Work instruction. Set the data down once more, in full and exactly.

--- Information Enclosed Below ---

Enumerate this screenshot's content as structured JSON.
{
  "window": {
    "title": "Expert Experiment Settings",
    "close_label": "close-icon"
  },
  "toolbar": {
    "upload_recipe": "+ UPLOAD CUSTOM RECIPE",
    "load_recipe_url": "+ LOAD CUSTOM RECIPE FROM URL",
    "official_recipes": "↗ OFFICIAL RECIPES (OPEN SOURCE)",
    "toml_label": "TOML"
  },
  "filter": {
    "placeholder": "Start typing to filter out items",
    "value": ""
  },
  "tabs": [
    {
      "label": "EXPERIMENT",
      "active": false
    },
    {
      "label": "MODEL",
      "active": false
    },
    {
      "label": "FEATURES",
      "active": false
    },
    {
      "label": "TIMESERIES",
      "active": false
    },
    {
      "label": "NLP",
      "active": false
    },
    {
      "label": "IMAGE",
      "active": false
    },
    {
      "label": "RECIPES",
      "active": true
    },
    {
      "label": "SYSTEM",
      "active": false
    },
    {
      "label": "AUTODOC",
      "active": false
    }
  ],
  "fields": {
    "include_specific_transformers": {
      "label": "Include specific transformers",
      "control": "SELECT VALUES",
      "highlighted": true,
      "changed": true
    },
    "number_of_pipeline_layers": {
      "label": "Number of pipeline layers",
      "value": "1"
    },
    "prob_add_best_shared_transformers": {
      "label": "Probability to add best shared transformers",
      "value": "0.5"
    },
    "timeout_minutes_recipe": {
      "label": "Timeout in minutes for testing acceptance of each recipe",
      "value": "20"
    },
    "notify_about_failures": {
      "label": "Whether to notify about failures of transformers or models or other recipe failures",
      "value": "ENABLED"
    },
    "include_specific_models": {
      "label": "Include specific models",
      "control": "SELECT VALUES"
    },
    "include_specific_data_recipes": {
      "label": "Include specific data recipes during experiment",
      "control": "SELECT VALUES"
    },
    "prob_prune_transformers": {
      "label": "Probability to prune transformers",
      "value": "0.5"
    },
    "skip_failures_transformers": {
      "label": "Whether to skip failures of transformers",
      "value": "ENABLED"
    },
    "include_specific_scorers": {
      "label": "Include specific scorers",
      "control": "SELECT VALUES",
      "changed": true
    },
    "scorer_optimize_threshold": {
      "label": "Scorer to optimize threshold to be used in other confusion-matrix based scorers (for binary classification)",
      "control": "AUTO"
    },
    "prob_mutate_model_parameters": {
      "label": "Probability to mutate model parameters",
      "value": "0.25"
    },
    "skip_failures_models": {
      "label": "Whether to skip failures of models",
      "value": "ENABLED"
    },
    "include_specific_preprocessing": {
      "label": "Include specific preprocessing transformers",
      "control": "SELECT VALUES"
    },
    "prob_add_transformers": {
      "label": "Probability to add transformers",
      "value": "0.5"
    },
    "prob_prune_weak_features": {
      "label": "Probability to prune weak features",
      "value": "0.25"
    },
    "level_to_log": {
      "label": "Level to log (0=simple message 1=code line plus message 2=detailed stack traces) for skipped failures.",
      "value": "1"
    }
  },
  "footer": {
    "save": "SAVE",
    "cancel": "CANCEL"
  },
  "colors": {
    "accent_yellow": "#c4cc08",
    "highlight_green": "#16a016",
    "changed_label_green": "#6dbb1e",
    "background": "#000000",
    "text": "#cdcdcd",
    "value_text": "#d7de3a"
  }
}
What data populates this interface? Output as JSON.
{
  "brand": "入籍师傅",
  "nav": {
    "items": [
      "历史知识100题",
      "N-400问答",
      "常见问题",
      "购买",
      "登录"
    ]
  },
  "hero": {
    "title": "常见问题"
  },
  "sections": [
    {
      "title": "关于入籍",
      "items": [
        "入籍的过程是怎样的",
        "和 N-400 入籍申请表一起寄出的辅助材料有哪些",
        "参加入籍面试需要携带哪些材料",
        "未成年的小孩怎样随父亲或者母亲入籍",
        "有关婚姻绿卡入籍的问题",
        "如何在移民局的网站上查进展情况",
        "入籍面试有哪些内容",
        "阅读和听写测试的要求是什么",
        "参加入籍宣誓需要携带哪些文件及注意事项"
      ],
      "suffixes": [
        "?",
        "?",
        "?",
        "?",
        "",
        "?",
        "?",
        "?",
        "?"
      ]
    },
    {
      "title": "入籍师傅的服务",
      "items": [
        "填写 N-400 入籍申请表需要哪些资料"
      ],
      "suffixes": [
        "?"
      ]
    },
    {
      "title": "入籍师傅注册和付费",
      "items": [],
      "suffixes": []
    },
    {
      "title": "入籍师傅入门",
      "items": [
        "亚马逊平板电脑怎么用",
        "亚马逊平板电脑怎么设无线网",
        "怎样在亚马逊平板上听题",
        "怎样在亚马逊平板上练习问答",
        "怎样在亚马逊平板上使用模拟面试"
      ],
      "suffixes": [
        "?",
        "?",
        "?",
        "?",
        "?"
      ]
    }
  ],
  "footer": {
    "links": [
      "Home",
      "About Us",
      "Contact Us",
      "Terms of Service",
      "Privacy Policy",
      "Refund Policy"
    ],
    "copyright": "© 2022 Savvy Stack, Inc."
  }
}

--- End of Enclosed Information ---

Answer to the exercise.
Enumerate this screenshot's content as structured JSON.
{
  "window": {
    "title": "Expert Experiment Settings",
    "close_label": "close-icon"
  },
  "toolbar": {
    "upload_recipe": "+ UPLOAD CUSTOM RECIPE",
    "load_recipe_url": "+ LOAD CUSTOM RECIPE FROM URL",
    "official_recipes": "↗ OFFICIAL RECIPES (OPEN SOURCE)",
    "toml_label": "TOML"
  },
  "filter": {
    "placeholder": "Start typing to filter out items",
    "value": ""
  },
  "tabs": [
    {
      "label": "EXPERIMENT",
      "active": false
    },
    {
      "label": "MODEL",
      "active": false
    },
    {
      "label": "FEATURES",
      "active": false
    },
    {
      "label": "TIMESERIES",
      "active": false
    },
    {
      "label": "NLP",
      "active": false
    },
    {
      "label": "IMAGE",
      "active": false
    },
    {
      "label": "RECIPES",
      "active": true
    },
    {
      "label": "SYSTEM",
      "active": false
    },
    {
      "label": "AUTODOC",
      "active": false
    }
  ],
  "fields": {
    "include_specific_transformers": {
      "label": "Include specific transformers",
      "control": "SELECT VALUES",
      "highlighted": true,
      "changed": true
    },
    "number_of_pipeline_layers": {
      "label": "Number of pipeline layers",
      "value": "1"
    },
    "prob_add_best_shared_transformers": {
      "label": "Probability to add best shared transformers",
      "value": "0.5"
    },
    "timeout_minutes_recipe": {
      "label": "Timeout in minutes for testing acceptance of each recipe",
      "value": "20"
    },
    "notify_about_failures": {
      "label": "Whether to notify about failures of transformers or models or other recipe failures",
      "value": "ENABLED"
    },
    "include_specific_models": {
      "label": "Include specific models",
      "control": "SELECT VALUES"
    },
    "include_specific_data_recipes": {
      "label": "Include specific data recipes during experiment",
      "control": "SELECT VALUES"
    },
    "prob_prune_transformers": {
      "label": "Probability to prune transformers",
      "value": "0.5"
    },
    "skip_failures_transformers": {
      "label": "Whether to skip failures of transformers",
      "value": "ENABLED"
    },
    "include_specific_scorers": {
      "label": "Include specific scorers",
      "control": "SELECT VALUES",
      "changed": true
    },
    "scorer_optimize_threshold": {
      "label": "Scorer to optimize threshold to be used in other confusion-matrix based scorers (for binary classification)",
      "control": "AUTO"
    },
    "prob_mutate_model_parameters": {
      "label": "Probability to mutate model parameters",
      "value": "0.25"
    },
    "skip_failures_models": {
      "label": "Whether to skip failures of models",
      "value": "ENABLED"
    },
    "include_specific_preprocessing": {
      "label": "Include specific preprocessing transformers",
      "control": "SELECT VALUES"
    },
    "prob_add_transformers": {
      "label": "Probability to add transformers",
      "value": "0.5"
    },
    "prob_prune_weak_features": {
      "label": "Probability to prune weak features",
      "value": "0.25"
    },
    "level_to_log": {
      "label": "Level to log (0=simple message 1=code line plus message 2=detailed stack traces) for skipped failures.",
      "value": "1"
    }
  },
  "footer": {
    "save": "SAVE",
    "cancel": "CANCEL"
  },
  "colors": {
    "accent_yellow": "#c4cc08",
    "highlight_green": "#16a016",
    "changed_label_green": "#6dbb1e",
    "background": "#000000",
    "text": "#cdcdcd",
    "value_text": "#d7de3a"
  }
}
What data populates this interface? Output as JSON.
{
  "brand": "入籍师傅",
  "nav": {
    "items": [
      "历史知识100题",
      "N-400问答",
      "常见问题",
      "购买",
      "登录"
    ]
  },
  "hero": {
    "title": "常见问题"
  },
  "sections": [
    {
      "title": "关于入籍",
      "items": [
        "入籍的过程是怎样的",
        "和 N-400 入籍申请表一起寄出的辅助材料有哪些",
        "参加入籍面试需要携带哪些材料",
        "未成年的小孩怎样随父亲或者母亲入籍",
        "有关婚姻绿卡入籍的问题",
        "如何在移民局的网站上查进展情况",
        "入籍面试有哪些内容",
        "阅读和听写测试的要求是什么",
        "参加入籍宣誓需要携带哪些文件及注意事项"
      ],
      "suffixes": [
        "?",
        "?",
        "?",
        "?",
        "",
        "?",
        "?",
        "?",
        "?"
      ]
    },
    {
      "title": "入籍师傅的服务",
      "items": [
        "填写 N-400 入籍申请表需要哪些资料"
      ],
      "suffixes": [
        "?"
      ]
    },
    {
      "title": "入籍师傅注册和付费",
      "items": [],
      "suffixes": []
    },
    {
      "title": "入籍师傅入门",
      "items": [
        "亚马逊平板电脑怎么用",
        "亚马逊平板电脑怎么设无线网",
        "怎样在亚马逊平板上听题",
        "怎样在亚马逊平板上练习问答",
        "怎样在亚马逊平板上使用模拟面试"
      ],
      "suffixes": [
        "?",
        "?",
        "?",
        "?",
        "?"
      ]
    }
  ],
  "footer": {
    "links": [
      "Home",
      "About Us",
      "Contact Us",
      "Terms of Service",
      "Privacy Policy",
      "Refund Policy"
    ],
    "copyright": "© 2022 Savvy Stack, Inc."
  }
}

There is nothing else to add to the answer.